The Philosophy of Motion
The philosophy of motion is the analysis of phenomena across social, aesthetic, scientific, and ontological domains from the perspective of motion. As such, the ontology of motion is only one part of the philosophy of motion. Most important, and quite simply, the philosophy of motion is defined by the methodological primacy of motion with respect to the domain of study. Therefore the difference between simply describing the motion of things, which almost every philosopher and even layperson has done, and the philosophy of movement is the degree to which movement plays an analytically primary role in the description.
For example, if we describe a body moving through a space (x, y, z) over a time (t), we are describing motion, but we are also assuming a more primary nonkinetic and immobile space-time within which this motion occurs. From the perspective of motion, however, space and time are not immobile at all, but only relatively immobile patterns of some matter in motion on which another pattern or trajectory is traced. Everything is in motion, but all motions are relative to others. This is a basic tenet of contemporary physics. Giving analytic primacy to motion, however, does not mean that we cannot speak of space or time. It just means that motion is a unique dimension of reality not reducible to space or time.
Given this simple and quite general definition of the philosophy of motion, we can already see it at work across several contemporary domains of inquiry to varying degrees.
The Study of Motion

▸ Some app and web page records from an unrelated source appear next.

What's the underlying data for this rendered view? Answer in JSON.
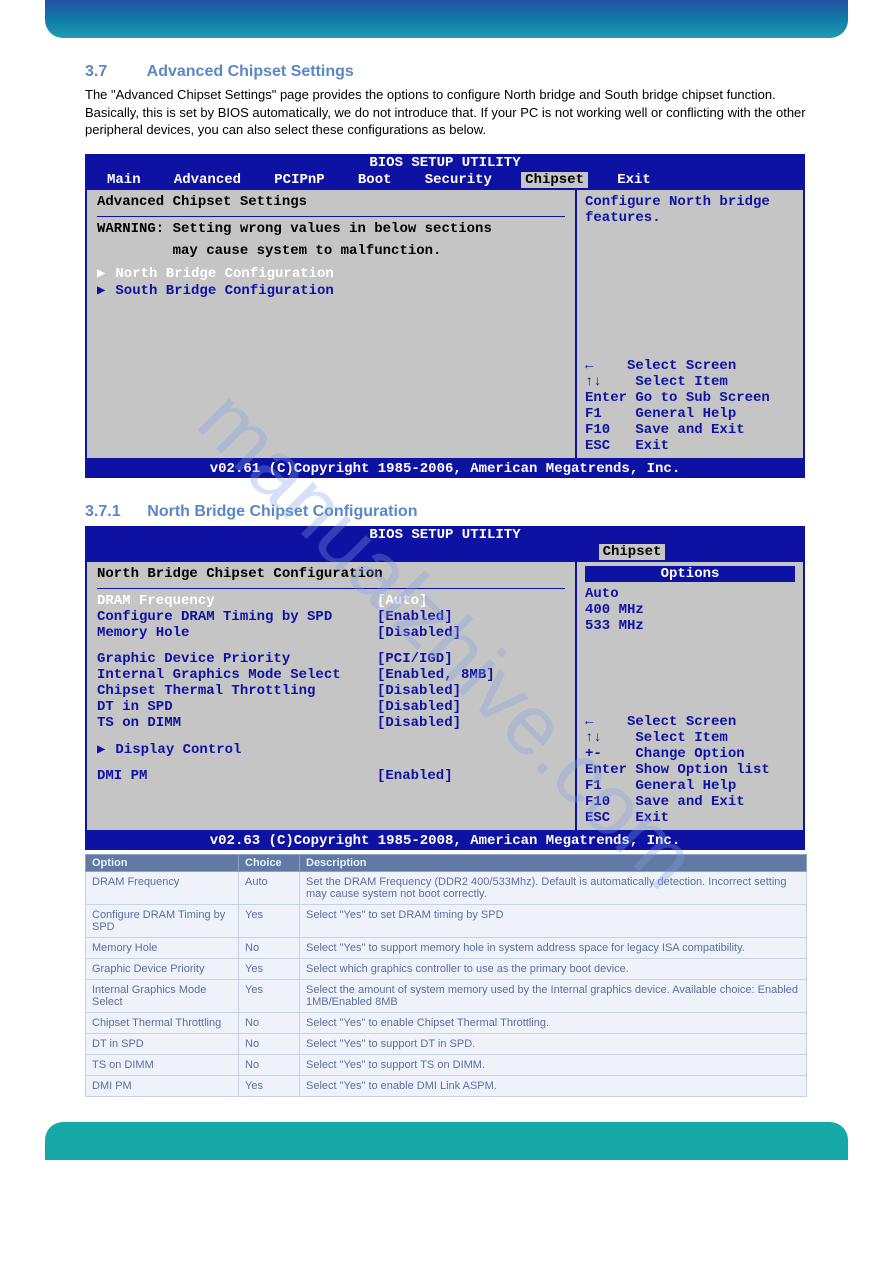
{
  "watermark": "manualzhive.com",
  "heading1": "3.7         Advanced Chipset Settings",
  "intro": "The \"Advanced Chipset Settings\" page provides the options to configure North bridge and South bridge chipset function. Basically, this is set by BIOS automatically, we do not introduce that. If your PC is not working well or conflicting with the other peripheral devices, you can also select these configurations as below.",
  "bios1": {
    "title": "BIOS SETUP UTILITY",
    "menu": [
      "Main",
      "Advanced",
      "PCIPnP",
      "Boot",
      "Security",
      "Chipset",
      "Exit"
    ],
    "selected_menu": 5,
    "panel_title": "Advanced Chipset Settings",
    "warning1": "WARNING: Setting wrong values in below sections",
    "warning2": "         may cause system to malfunction.",
    "items": [
      "North Bridge Configuration",
      "South Bridge Configuration"
    ],
    "selected_item": 0,
    "help": "Configure North\nbridge features.",
    "nav": [
      "←    Select Screen",
      "↑↓    Select Item",
      "Enter Go to Sub Screen",
      "F1    General Help",
      "F10   Save and Exit",
      "ESC   Exit"
    ],
    "footer": "v02.61 (C)Copyright 1985-2006, American Megatrends, Inc."
  },
  "heading2": "3.7.1      North Bridge Chipset Configuration",
  "bios2": {
    "title": "BIOS SETUP UTILITY",
    "menu_selected": "Chipset",
    "panel_title": "North Bridge Chipset Configuration",
    "options_title": "Options",
    "options_list": [
      "Auto",
      "400 MHz",
      "533 MHz"
    ],
    "nav": [
      "←    Select Screen",
      "↑↓    Select Item",
      "+-    Change Option",
      "Enter Show Option list",
      "F1    General Help",
      "F10   Save and Exit",
      "ESC   Exit"
    ],
    "footer": "v02.63 (C)Copyright 1985-2008, American Megatrends, Inc.",
    "rows": [
      {
        "label": "DRAM Frequency",
        "value": "[Auto]",
        "sel": true
      },
      {
        "label": "Configure DRAM Timing by SPD",
        "value": "[Enabled]"
      },
      {
        "label": "Memory Hole",
        "value": "[Disabled]"
      }
    ],
    "rows2": [
      {
        "label": "Graphic Device Priority",
        "value": "[PCI/IGD]"
      },
      {
        "label": "Internal Graphics Mode Select",
        "value": "[Enabled, 8MB]"
      },
      {
        "label": "Chipset Thermal Throttling",
        "value": "[Disabled]"
      },
      {
        "label": "DT in SPD",
        "value": "[Disabled]"
      },
      {
        "label": "TS on DIMM",
        "value": "[Disabled]"
      }
    ],
    "submenu": "Display Control",
    "rows3": [
      {
        "label": "DMI PM",
        "value": "[Enabled]"
      }
    ]
  },
  "table": {
    "headers": [
      "Option",
      "Choice",
      "Description"
    ],
    "rows": [
      {
        "o": "DRAM Frequency",
        "c": "Auto",
        "d": "Set the DRAM Frequency (DDR2 400/533Mhz). Default is automatically detection. Incorrect setting may cause system not boot correctly."
      },
      {
        "o": "Configure DRAM Timing by SPD",
        "c": "Yes",
        "d": "Select \"Yes\" to set DRAM timing by SPD"
      },
      {
        "o": "Memory Hole",
        "c": "No",
        "d": "Select \"Yes\" to support memory hole in system address space for legacy ISA compatibility."
      },
      {
        "o": "Graphic Device Priority",
        "c": "Yes",
        "d": "Select which graphics controller to use as the primary boot device."
      },
      {
        "o": "Internal Graphics Mode Select",
        "c": "Yes",
        "d": "Select the amount of system memory used by the Internal graphics device. Available choice: Enabled 1MB/Enabled 8MB"
      },
      {
        "o": "Chipset Thermal Throttling",
        "c": "No",
        "d": "Select \"Yes\" to enable Chipset Thermal Throttling."
      },
      {
        "o": "DT in SPD",
        "c": "No",
        "d": "Select \"Yes\" to support DT in SPD."
      },
      {
        "o": "TS on DIMM",
        "c": "No",
        "d": "Select \"Yes\" to support TS on DIMM."
      },
      {
        "o": "DMI PM",
        "c": "Yes",
        "d": "Select \"Yes\" to enable DMI Link ASPM."
      }
    ]
  }
}
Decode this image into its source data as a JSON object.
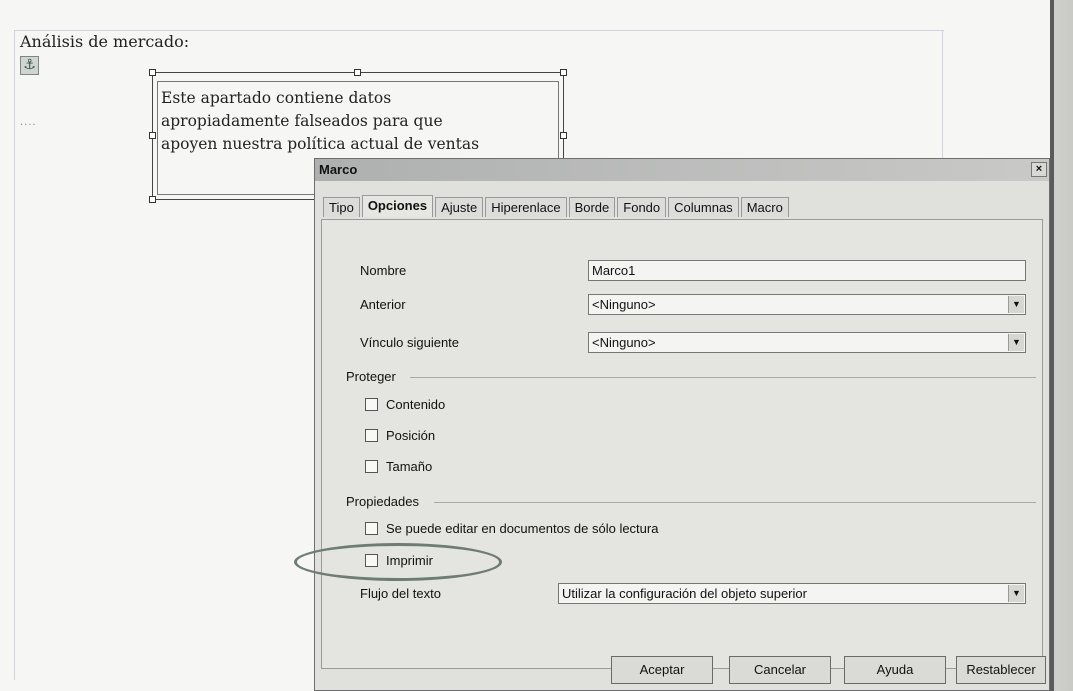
{
  "document": {
    "heading": "Análisis de mercado:",
    "anchor_icon": "anchor-icon",
    "frame_text_lines": [
      "Este apartado contiene datos",
      "apropiadamente falseados para que",
      "apoyen nuestra política actual de ventas"
    ],
    "dots": "····"
  },
  "dialog": {
    "title": "Marco",
    "close_label": "×",
    "tabs": [
      {
        "label": "Tipo",
        "active": false
      },
      {
        "label": "Opciones",
        "active": true
      },
      {
        "label": "Ajuste",
        "active": false
      },
      {
        "label": "Hiperenlace",
        "active": false
      },
      {
        "label": "Borde",
        "active": false
      },
      {
        "label": "Fondo",
        "active": false
      },
      {
        "label": "Columnas",
        "active": false
      },
      {
        "label": "Macro",
        "active": false
      }
    ],
    "fields": {
      "nombre": {
        "label": "Nombre",
        "value": "Marco1"
      },
      "anterior": {
        "label": "Anterior",
        "value": "<Ninguno>"
      },
      "vinculo": {
        "label": "Vínculo siguiente",
        "value": "<Ninguno>"
      }
    },
    "proteger": {
      "title": "Proteger",
      "items": [
        "Contenido",
        "Posición",
        "Tamaño"
      ]
    },
    "propiedades": {
      "title": "Propiedades",
      "editar_label": "Se puede editar en documentos de sólo lectura",
      "imprimir_label": "Imprimir",
      "flujo_label": "Flujo del texto",
      "flujo_value": "Utilizar la configuración del objeto superior"
    },
    "buttons": {
      "aceptar": "Aceptar",
      "cancelar": "Cancelar",
      "ayuda": "Ayuda",
      "restablecer": "Restablecer"
    }
  },
  "colors": {
    "dialog_bg": "#e0e0dd",
    "highlight_ellipse": "#6e7c73"
  }
}
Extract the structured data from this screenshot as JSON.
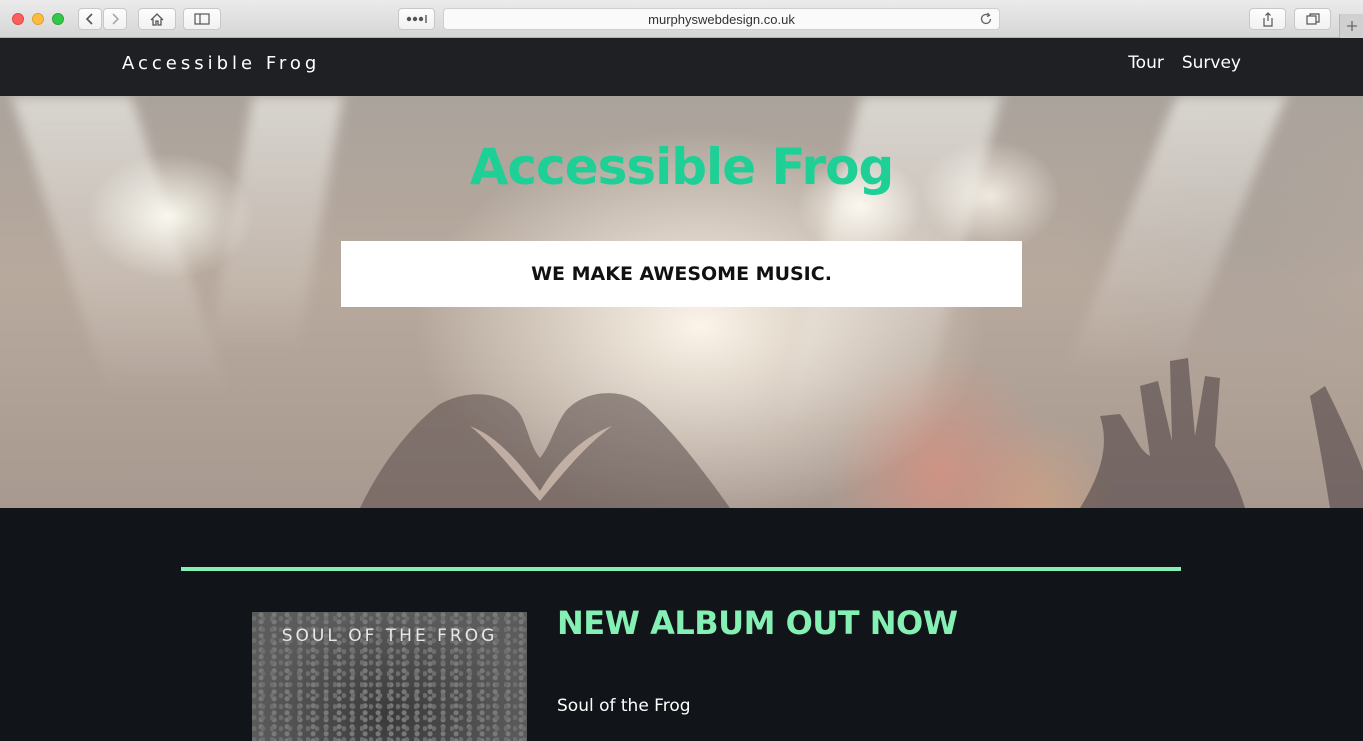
{
  "browser": {
    "url": "murphyswebdesign.co.uk",
    "icons": {
      "back": "chevron-left-icon",
      "forward": "chevron-right-icon",
      "home": "home-icon",
      "sidebar": "sidebar-icon",
      "reader": "more-icon",
      "reload": "reload-icon",
      "share": "share-icon",
      "tabs": "tabs-icon",
      "new_tab": "plus-icon"
    }
  },
  "nav": {
    "brand": "Accessible Frog",
    "links": [
      {
        "label": "Tour"
      },
      {
        "label": "Survey"
      }
    ]
  },
  "hero": {
    "title": "Accessible Frog",
    "tagline": "WE MAKE AWESOME MUSIC."
  },
  "album": {
    "cover_text": "SOUL OF THE FROG",
    "heading": "NEW ALBUM OUT NOW",
    "name": "Soul of the Frog"
  },
  "colors": {
    "accent_green": "#1ecf96",
    "mint": "#84f0b4",
    "nav_bg": "#1e2024",
    "page_bg": "#111418"
  }
}
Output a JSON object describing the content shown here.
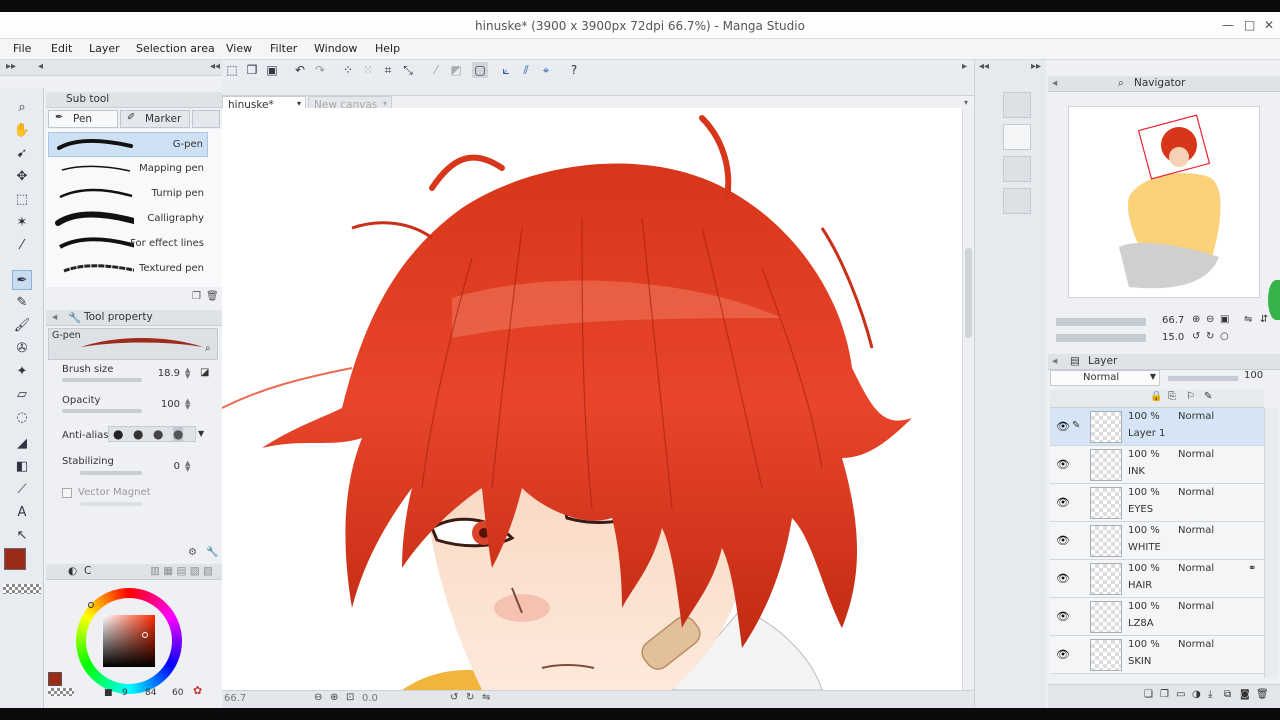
{
  "window": {
    "title": "hinuske* (3900 x 3900px 72dpi 66.7%)  - Manga Studio",
    "controls": [
      "—",
      "□",
      "✕"
    ]
  },
  "menu": [
    "File",
    "Edit",
    "Layer",
    "Selection area",
    "View",
    "Filter",
    "Window",
    "Help"
  ],
  "subtool": {
    "title": "Sub tool",
    "tabs": [
      "Pen",
      "Marker"
    ],
    "brushes": [
      "G-pen",
      "Mapping pen",
      "Turnip pen",
      "Calligraphy",
      "For effect lines",
      "Textured pen"
    ],
    "selected": "G-pen"
  },
  "tool_property": {
    "title": "Tool property",
    "preset": "G-pen",
    "brush_size_label": "Brush size",
    "brush_size": "18.9",
    "opacity_label": "Opacity",
    "opacity": "100",
    "antialias_label": "Anti-alias",
    "stabilizing_label": "Stabilizing",
    "stabilizing": "0",
    "vector_magnet_label": "Vector Magnet"
  },
  "color": {
    "main": "#9b2c1b",
    "tab_label": "C",
    "readout": [
      "9",
      "84",
      "60"
    ]
  },
  "canvas": {
    "tabs": [
      "hinuske*",
      "New canvas"
    ],
    "zoom": "66.7",
    "rotation": "0.0"
  },
  "navigator": {
    "title": "Navigator",
    "zoom": "66.7",
    "angle": "15.0"
  },
  "layer_panel": {
    "title": "Layer",
    "blend_mode": "Normal",
    "opacity": "100",
    "layers": [
      {
        "opacity": "100 %",
        "mode": "Normal",
        "name": "Layer 1"
      },
      {
        "opacity": "100 %",
        "mode": "Normal",
        "name": "INK"
      },
      {
        "opacity": "100 %",
        "mode": "Normal",
        "name": "EYES"
      },
      {
        "opacity": "100 %",
        "mode": "Normal",
        "name": "WHITE"
      },
      {
        "opacity": "100 %",
        "mode": "Normal",
        "name": "HAIR"
      },
      {
        "opacity": "100 %",
        "mode": "Normal",
        "name": "LZ8A"
      },
      {
        "opacity": "100 %",
        "mode": "Normal",
        "name": "SKIN"
      }
    ]
  },
  "icons": {
    "zoom": "magnifier-icon",
    "hand": "hand-icon",
    "rotate": "rotate-icon",
    "eye": "eye-icon"
  }
}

At the most basic level there are a number of domains and subdomains where the movement of bodies defines the study of the domain itself, like fluid and nonlinear dynamics, interactive and generative art, and migration and transport studies, to name only a few. If everything is in motion at one level or another, then quite literally everything deals with motion. The difference, however, is how the study deals with this motion. Does it treat its domain of inquiry like static nodes in a network, like abstract numbers, like preserved works of art? Or does it focus almost exclusively on the vectors, oscillations, and circulatory patterns of mobility itself within which people, things, states, particles, proteins, and so on are all metastable aspects of a more primary kinetic process?
In most major domains the study of motion is not the dominant one. The study of motion is often defined solely by the fact that its domain of inquiry deals exclusively with the study of bodies as movements. In this sense studies of motion adhere to a kind of regional de facto primacy of motion. Their work is a relevant and important contribution to the philosophy of motion even if such studies take no broader position on the primacy of motion in any other domain. The limitation with such studies, however, is that they are often, although not always, limited to a single domain, subdomain, historical period, or methodology.
What would it mean to expand the study of motion more generally as a primary methodology of study?